At times the journal reads like that of any other young person in a foreign land, homesick and unhappy. But according to Pakistani intelligence officials this journal is the diary of a British jihadist - a 25-year-old from the London suburbs who intended to give up his life in a holy war.
Mr Siddique, who spent a number of years in Hounslow, was arrested in May by the Pakistani security forces after they apparently received reports that he was acting suspiciously. When the authorities entered his room in the north-eastern city of Peshawar, investigators apparently found an electrical circuit that could be used as a bomb detonator and a desktop computer that contained aeronautical mapping and the cryptic 35-page diary written in English and covering the period from 2 March to 6 April this year.

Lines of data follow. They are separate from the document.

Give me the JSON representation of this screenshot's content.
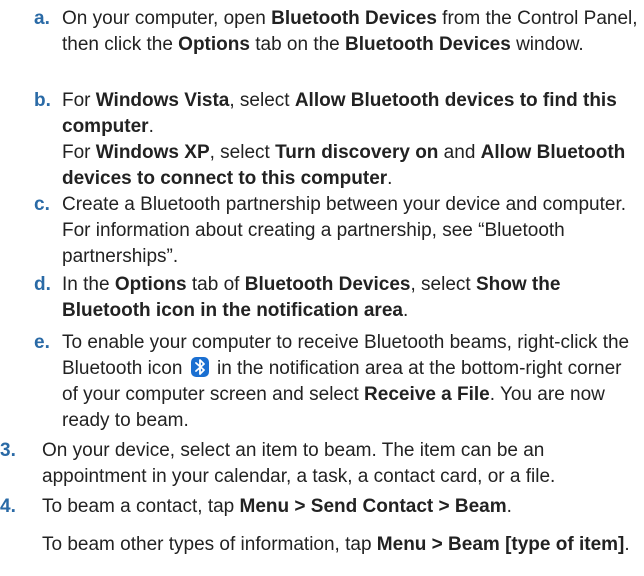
{
  "sub_steps": [
    {
      "marker": "a.",
      "parts": [
        {
          "t": "On your computer, open "
        },
        {
          "b": "Bluetooth Devices"
        },
        {
          "t": " from the Control Panel, then click the "
        },
        {
          "b": "Options"
        },
        {
          "t": " tab on the "
        },
        {
          "b": "Bluetooth Devices"
        },
        {
          "t": " window."
        }
      ]
    },
    {
      "marker": "b.",
      "parts": [
        {
          "t": "For "
        },
        {
          "b": "Windows Vista"
        },
        {
          "t": ", select "
        },
        {
          "b": "Allow Bluetooth devices to find this computer"
        },
        {
          "t": "."
        }
      ],
      "parts2": [
        {
          "t": "For "
        },
        {
          "b": "Windows XP"
        },
        {
          "t": ", select "
        },
        {
          "b": "Turn discovery on"
        },
        {
          "t": " and "
        },
        {
          "b": "Allow Bluetooth devices to connect to this computer"
        },
        {
          "t": "."
        }
      ]
    },
    {
      "marker": "c.",
      "parts": [
        {
          "t": "Create a Bluetooth partnership between your device and computer. For information about creating a partnership, see “Bluetooth partnerships”."
        }
      ]
    },
    {
      "marker": "d.",
      "parts": [
        {
          "t": "In the "
        },
        {
          "b": "Options"
        },
        {
          "t": " tab of "
        },
        {
          "b": "Bluetooth Devices"
        },
        {
          "t": ", select "
        },
        {
          "b": "Show the Bluetooth icon in the notification area"
        },
        {
          "t": "."
        }
      ]
    },
    {
      "marker": "e.",
      "parts": [
        {
          "t": "To enable your computer to receive Bluetooth beams, right-click the Bluetooth icon"
        },
        {
          "icon": "bluetooth-icon"
        },
        {
          "t": "in the notification area at the bottom-right corner of your computer screen and select "
        },
        {
          "b": "Receive a File"
        },
        {
          "t": ". You are now ready to beam."
        }
      ]
    }
  ],
  "steps": [
    {
      "marker": "3.",
      "parts": [
        {
          "t": "On your device, select an item to beam. The item can be an appointment in your calendar, a task, a contact card, or a file."
        }
      ]
    },
    {
      "marker": "4.",
      "parts": [
        {
          "t": "To beam a contact, tap "
        },
        {
          "b": "Menu > Send Contact > Beam"
        },
        {
          "t": "."
        }
      ],
      "parts2": [
        {
          "t": "To beam other types of information, tap "
        },
        {
          "b": "Menu > Beam [type of item]"
        },
        {
          "t": "."
        }
      ]
    }
  ],
  "colors": {
    "marker": "#2a6aa6",
    "text": "#222222",
    "bluetooth_icon_bg": "#1a6fd1"
  }
}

Across the top of the first page of the diary was a quotation from the Koran. It read: "The greatest tests are truly to be soon alleviated." In Mr Siddique's first entry he wrote: "All alone in a strange land. I can trust no one except Allah." In an entry on 26 March he questioned how fellow Muslims could live peacefully in London when the "kufr" (unbelievers) have turned the world into a "battlefield for the Muslims". London, he wrote, was the "vital organ of the minions of the devil". On 5 April he said he would make an "all-out immense effort to rejoin my contingent".

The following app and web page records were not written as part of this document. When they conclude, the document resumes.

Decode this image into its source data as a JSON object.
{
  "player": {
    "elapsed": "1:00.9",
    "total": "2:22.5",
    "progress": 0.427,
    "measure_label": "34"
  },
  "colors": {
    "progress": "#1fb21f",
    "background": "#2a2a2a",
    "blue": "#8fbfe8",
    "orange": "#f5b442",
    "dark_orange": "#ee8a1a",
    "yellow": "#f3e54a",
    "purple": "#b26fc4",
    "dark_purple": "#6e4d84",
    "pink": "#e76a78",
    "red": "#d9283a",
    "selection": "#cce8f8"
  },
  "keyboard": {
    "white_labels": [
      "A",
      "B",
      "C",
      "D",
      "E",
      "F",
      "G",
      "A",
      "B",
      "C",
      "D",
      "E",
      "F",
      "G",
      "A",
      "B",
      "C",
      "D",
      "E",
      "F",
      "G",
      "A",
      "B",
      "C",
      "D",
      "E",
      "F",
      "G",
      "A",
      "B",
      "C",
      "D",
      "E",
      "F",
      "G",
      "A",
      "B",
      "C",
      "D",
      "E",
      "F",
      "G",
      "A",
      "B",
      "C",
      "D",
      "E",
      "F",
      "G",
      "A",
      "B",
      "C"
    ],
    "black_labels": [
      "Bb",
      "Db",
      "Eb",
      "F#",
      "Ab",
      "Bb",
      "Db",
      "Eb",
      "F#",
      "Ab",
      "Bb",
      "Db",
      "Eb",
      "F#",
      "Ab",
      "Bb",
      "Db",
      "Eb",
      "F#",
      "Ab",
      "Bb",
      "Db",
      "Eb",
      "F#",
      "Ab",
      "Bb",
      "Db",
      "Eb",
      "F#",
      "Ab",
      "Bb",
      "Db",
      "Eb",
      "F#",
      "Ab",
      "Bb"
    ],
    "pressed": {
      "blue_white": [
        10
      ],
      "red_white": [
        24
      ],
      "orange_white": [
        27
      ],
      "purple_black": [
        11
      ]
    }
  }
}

The New York Times reported that Pakistani officials believed Mr Siddique was preparing to become a suicide bomber. They said phone numbers found with Mr Siddique have been traced to members of al-Qa'ida as well as British extremists involved in a failed plot to detonate bombs in London in 2004. These reports cannot be confirmed.
It was also reported that British police are investigating whether Mr Siddique has ties to the July 7 attacks. They want to know whether a diary entry on 13 March in which Mr Siddique says he has learnt that "wagon is now called off" refers to the bombing plot.
Officials said that Mr Siddique, currently in custody, has denied having any role in the failed 2004 plot or the recent attacks in London. He has apparently told them that he first travelled to Pakistan in February 2003 with another British Muslim - one of eight men later arrested on suspicion of involvement in the failed 2004 plot. He said he spent three months in Lahore with Mohammed Junaid Babar, a Pakistani-American computer programmer from New York. Last year Babar pleaded guilty to charges of supplying military equipment to an al-Qa'ida training camp in Pakistan.
Officials said he had also told them that he spent the past two years fighting in Kashmir and Afghanistan. At one point he railed in his diary against those Pakistanis who "claim 2 b Muslim" but "don't get it thru there thik [sic] heads" that it is their "fard" - or religious duty - to help him wage his holy war.
His diary is written in mostly capital letters and reveals how he quickly grew uncomfortable with those around him in Peshawar. "I can't live in filth unlike u animals," he wrote on 8 March, calling a group of Pakistani neighbours "dirty geezers" and a Pakistani store owner a "monkey con artist".
Two days later he complained that he could not converse with the locals. "[I'm] constantly laughed at & ridiculed," he wrote.
In an entry on 11 March he wrote about his visit to a group of people he identifies with code names and learnt of bad news. "The relaxing place was done over and 7-8 of the guys taken whilst asleep. Told guys need 2 make a move soon. Cant stik round." Several days later, on 15 March he was told that the "situation is really bad" and that he should "just sit tight & wait it out until things get a bit better".
Mr Siddique has told investigators that he is from Hounslow and is a Muslim of Indian descent. A local newspaper reported that in 1997 the then 17-year-old "ran off to join the mujahedin" in Lebanon but returned to his "frantic parents" a month later.
Officials in Hounslow said last month that Mr Siddique attended a college where he may have befriended Asif Muhammad Hanif, who blew himself up in the suicide bombing of a Tel Aviv nightclub in 2003.